Yet nothing clear-cut, definite, emerged from this vague and general sense of an eerie life that pulsated through the darkness. The hours slipped on and, contrary to my expectation, the advancing night brought increasing coldness with it. The effects of the three-day fast which I had undertaken in order to increase my sensitivity, now showed themselves in growing chilliness. Cold air was creeping into the King's Chamber through the narrow ventilation shafts, and then creeping past the thin barrier of my light garment. My chilled flesh began to shiver under its thin shirt. I got up and dressed myself in the jacket which I had put off only a few hours before on account of the intense heat. Such is Eastern life at certain times of the year—tropical heat by day and a heavy fall of temperature by night.
To this day no one has discovered the mouths of these air channels on the outside of the Pyramid, although the approximate area of their positions is known. Some Egyptologists have even idoubted whether the channels were ever carried right through to the outside, but the complete chilling of the air during my experience finally settles the point.
I sat oown for the second time upon my stone seat and surrendered myself anew to the oppressive death-like silence, and to the all-prevailing s6mbre darkness of the chamber. With pliant soul I waited and wondered. For no reason at all I remembered irrelevantly that somewhere to the east the Suez Canal pursued its straight course through sand and marsh, and the stately Nile provided a backbone to this land.
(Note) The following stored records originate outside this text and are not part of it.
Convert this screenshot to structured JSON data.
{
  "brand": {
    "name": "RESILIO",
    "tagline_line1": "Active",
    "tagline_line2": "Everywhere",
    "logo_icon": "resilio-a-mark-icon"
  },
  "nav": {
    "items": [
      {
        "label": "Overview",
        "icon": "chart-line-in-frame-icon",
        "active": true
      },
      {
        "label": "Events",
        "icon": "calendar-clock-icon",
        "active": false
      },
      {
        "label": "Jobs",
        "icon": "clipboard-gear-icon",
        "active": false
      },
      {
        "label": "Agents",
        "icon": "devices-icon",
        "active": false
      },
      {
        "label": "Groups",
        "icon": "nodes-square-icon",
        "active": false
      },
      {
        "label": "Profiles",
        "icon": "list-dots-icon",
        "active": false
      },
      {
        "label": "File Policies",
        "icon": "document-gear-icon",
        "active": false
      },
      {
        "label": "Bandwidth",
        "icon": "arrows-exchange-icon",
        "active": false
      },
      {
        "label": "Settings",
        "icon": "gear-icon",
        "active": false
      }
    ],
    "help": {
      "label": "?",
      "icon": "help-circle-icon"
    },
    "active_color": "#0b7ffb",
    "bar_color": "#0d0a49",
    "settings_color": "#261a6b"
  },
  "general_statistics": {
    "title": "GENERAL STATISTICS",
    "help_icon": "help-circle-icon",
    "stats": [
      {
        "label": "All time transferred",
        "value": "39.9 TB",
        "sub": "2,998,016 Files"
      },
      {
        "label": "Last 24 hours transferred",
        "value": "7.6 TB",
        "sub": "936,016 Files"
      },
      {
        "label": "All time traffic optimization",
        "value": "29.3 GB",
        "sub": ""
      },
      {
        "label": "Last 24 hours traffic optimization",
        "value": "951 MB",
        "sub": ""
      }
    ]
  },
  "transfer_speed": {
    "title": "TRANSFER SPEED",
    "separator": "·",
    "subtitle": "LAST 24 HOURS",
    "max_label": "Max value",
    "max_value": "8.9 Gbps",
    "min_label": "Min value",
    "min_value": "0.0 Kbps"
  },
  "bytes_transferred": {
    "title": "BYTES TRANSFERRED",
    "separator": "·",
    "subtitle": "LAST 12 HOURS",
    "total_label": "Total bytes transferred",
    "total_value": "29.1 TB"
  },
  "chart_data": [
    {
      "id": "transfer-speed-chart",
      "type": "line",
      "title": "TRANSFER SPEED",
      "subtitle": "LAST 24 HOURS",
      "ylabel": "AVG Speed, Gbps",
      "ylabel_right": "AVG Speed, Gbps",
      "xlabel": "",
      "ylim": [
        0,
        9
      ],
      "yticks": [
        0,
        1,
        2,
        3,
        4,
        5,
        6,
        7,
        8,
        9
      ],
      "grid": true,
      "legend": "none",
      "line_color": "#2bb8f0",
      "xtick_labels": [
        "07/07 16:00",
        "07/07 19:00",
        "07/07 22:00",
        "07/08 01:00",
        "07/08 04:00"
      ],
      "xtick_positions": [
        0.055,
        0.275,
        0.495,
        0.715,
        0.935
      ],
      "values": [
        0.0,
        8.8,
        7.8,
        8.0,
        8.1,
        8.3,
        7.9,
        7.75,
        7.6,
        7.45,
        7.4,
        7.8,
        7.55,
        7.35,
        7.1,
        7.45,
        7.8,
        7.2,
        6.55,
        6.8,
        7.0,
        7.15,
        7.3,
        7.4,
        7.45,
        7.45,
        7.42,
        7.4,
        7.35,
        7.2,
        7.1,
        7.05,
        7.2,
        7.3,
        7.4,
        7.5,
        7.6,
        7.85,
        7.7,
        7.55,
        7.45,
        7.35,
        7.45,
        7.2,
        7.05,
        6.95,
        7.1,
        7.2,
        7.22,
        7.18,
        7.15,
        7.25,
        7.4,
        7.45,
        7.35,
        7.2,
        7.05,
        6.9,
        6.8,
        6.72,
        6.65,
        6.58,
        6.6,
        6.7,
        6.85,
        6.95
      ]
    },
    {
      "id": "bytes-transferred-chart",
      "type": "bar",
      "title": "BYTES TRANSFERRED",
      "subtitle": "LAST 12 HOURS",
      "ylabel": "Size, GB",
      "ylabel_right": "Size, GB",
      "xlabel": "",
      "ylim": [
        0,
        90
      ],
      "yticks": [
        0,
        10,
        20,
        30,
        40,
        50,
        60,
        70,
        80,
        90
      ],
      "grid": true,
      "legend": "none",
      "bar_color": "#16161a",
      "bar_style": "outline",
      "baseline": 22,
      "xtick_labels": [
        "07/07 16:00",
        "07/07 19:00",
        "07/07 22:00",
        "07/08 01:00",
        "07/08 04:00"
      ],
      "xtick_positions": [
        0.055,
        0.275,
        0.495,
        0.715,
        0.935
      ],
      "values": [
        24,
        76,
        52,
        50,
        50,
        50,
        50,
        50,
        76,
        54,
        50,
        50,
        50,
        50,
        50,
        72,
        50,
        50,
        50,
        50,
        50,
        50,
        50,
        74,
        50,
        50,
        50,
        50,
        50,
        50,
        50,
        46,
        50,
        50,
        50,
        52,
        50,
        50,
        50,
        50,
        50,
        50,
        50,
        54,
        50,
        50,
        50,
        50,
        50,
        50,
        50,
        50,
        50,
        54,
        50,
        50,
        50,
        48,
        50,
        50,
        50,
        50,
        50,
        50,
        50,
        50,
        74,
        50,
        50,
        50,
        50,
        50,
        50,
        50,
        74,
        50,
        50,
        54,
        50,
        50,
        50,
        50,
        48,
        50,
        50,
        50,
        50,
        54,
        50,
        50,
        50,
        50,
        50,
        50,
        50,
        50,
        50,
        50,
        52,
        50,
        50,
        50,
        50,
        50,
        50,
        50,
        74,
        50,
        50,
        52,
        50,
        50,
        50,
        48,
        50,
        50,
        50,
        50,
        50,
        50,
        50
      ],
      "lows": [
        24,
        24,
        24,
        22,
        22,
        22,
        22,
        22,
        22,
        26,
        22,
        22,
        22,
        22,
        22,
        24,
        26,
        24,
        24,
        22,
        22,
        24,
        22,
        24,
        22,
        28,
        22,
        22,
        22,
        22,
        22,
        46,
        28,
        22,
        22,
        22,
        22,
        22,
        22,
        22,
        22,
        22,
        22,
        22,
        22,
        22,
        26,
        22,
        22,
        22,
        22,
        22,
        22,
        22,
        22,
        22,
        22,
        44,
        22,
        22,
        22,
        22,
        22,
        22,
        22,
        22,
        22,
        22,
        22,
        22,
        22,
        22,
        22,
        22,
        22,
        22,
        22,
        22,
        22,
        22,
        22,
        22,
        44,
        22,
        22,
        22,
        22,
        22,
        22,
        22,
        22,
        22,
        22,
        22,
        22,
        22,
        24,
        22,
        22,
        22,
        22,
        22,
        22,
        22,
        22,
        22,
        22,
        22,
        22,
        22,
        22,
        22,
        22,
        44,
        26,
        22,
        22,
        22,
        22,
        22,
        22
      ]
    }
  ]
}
The queer sepulchral stillness in the room, the empty stone coffin beside me, were not reassuring to one's nerves, while the break in my vigil seemed to have broken something else too,